The hope was that this industry would soak up some of the milk surplus. It did, but it’s been no salvation.
“People don’t realize that the price of milk that goes to yogurt is several dollars less per unit than fluid milk,” said Lindsay Wickham, an area field supervisor for the New York Farm Bureau. Fluid milk is the highest-value product; milk for yogurt is a grade below that. Desperate to sell any product at all, farmers had been switching to a discounted product.
“In theory, it seemed like the right thing, and it was,” he said. “But in the long term, it just has not worked out.”

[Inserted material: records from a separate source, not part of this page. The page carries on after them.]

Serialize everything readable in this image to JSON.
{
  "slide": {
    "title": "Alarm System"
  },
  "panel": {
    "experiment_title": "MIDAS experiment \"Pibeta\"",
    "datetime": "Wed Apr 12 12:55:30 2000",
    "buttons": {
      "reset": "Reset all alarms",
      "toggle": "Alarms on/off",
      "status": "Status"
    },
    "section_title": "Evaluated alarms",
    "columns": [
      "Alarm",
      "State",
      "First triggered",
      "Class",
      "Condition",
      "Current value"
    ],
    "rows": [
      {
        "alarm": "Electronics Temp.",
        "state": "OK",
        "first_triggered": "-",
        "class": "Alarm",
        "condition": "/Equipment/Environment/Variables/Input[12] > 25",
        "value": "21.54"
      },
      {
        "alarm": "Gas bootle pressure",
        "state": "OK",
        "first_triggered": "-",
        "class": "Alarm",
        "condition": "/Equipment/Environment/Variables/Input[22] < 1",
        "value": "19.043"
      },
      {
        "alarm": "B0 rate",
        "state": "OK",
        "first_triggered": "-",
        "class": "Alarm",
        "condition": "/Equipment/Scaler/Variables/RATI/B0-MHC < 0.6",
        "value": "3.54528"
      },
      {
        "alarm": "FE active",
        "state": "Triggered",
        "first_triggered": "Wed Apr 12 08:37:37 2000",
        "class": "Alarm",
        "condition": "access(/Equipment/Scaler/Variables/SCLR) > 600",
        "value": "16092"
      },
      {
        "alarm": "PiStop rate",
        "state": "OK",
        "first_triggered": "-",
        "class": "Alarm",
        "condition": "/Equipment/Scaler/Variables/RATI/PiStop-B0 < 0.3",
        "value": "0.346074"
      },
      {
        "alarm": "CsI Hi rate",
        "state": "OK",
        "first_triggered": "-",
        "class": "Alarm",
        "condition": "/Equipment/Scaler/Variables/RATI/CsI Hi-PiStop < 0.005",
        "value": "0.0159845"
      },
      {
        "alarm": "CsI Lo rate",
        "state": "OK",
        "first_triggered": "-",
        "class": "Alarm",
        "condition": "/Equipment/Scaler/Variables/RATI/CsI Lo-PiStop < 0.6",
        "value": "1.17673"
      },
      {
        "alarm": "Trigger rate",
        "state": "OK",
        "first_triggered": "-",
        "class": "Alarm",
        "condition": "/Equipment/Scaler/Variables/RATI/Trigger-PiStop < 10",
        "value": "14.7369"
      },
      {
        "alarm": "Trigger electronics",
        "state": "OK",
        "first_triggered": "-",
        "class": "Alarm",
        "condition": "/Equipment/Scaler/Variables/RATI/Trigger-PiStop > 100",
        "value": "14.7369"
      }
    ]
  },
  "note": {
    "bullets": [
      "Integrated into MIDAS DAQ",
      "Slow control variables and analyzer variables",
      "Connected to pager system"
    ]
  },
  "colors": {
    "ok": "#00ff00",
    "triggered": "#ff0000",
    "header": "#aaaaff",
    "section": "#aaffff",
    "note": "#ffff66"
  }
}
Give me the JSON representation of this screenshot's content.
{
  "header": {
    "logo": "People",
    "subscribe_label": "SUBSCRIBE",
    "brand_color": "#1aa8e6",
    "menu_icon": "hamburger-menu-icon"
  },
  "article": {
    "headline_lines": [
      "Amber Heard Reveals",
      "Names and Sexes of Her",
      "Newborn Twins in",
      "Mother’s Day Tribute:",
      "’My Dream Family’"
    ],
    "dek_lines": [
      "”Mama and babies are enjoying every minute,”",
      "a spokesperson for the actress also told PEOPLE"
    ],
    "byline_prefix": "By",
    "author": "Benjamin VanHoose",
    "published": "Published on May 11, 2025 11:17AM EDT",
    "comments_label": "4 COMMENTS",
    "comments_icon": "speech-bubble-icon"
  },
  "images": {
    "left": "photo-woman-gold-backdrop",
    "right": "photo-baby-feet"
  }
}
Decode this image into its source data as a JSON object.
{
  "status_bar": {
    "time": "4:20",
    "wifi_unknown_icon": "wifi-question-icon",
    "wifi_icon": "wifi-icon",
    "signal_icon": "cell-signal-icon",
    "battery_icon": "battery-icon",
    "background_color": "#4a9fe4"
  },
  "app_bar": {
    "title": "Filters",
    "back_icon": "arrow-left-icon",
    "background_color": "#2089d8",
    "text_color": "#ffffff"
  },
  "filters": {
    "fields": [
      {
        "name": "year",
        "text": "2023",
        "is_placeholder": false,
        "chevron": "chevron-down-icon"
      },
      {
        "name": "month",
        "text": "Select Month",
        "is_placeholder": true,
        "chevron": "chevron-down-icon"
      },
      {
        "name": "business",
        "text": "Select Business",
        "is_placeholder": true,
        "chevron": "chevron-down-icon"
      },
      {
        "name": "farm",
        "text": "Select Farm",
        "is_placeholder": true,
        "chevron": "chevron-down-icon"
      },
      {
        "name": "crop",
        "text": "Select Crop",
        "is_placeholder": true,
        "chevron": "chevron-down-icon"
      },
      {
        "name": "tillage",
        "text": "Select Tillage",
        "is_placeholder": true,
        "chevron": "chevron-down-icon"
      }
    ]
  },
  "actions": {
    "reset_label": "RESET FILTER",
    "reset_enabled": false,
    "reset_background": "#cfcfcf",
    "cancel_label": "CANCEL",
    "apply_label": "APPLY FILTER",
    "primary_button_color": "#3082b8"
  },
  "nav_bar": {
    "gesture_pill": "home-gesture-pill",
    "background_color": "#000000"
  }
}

In 2016, one of the yogurt plants that had been heavily subsidized by the state shut down. It hasn’t reopened yet, although a new owner has pledged to. Cuomo’s critics point to the plant as typical of his economic development strategies. Instead of advancing a business that’s privately driven — shale — Cuomo spent public money on an expensive misadventure, they say.
“When people are getting excited about a yogurt plant that creates 200 jobs, [shale] is exponentially more exciting,” said Gill, the lobbyist for New York’s independent oil companies. “But not anymore.”
Few New Yorkers are aware of it today, but the state is a major natural gas consumer. About half of the state’s power capacity runs on gas, with some of it using oil as a backup. In the more urbanized parts of the state especially, local utilities are trying to connect more homes and businesses to gas. They say it’s cheaper for consumers and that, where it replaces oil, it reduces air pollution.
But since the 2014 ban on fracking, Cuomo has taken New York on a path increasingly committed to zero-carbon fuels and increasingly inhospitable to carbon-based ones. The state’s trace coal generation is being phased out, and Cuomo has attempted to block multiple gas projects that would draw supplies from Pennsylvania.
New York has set up subsidies to build offshore wind and retain nuclear power, and its work on small solar arrays and batteries is some of the most developed in the country. The net effect of these policies is that New York enjoys fracked gas without any of the benefits, or drawbacks, of producing it. Consumers are also financing the transition.
Yet there remains a vocal contingent of New Yorkers who think Cuomo should go further. In this year’s gubernatorial race, their avatar has been Cynthia Nixon, the actress best known for her role on “Sex and the City.”
Nixon, who’s challenging Cuomo for the Democratic nomination, has called him soft on issues like sexual harassment, school funding and marijuana legalization. In April, she tweeted that as governor she would “not approve any new use of fracked gas in New York State” — any new pipeline or power plant associated with gas.
Cuomo, presiding over a growing economy heavily driven by downstate, led Nixon 61-26 percent in a June poll by Siena College. But in a state that’s blue and moving bluer, Cuomo has had to again tack left from the positions he held a decade ago. “I don’t build any fossil fuel plants anymore, and I banned fracking, and I have the most aggressive renewable goals in the country,” he said in May, according to Politico.
Frisbie, who heads the farm bureau in Tioga County, is a Nixon supporter, though not for the reasons one might think. His long-shot scenario goes like this: Nixon scares Cuomo in the primary, runs as an independent and splits the blue vote. That opens the door for Republican nominee Marc Molinaro, a former county executive from upstate.
Molinaro’s been open to fracking, if cautiously so. “If you can’t mitigate the environmental impact, you can’t be permitted, but if you can, you should,” he said in March. “That’s the way the law works in New York.”
By: Saqib Rahim
Source: E&E News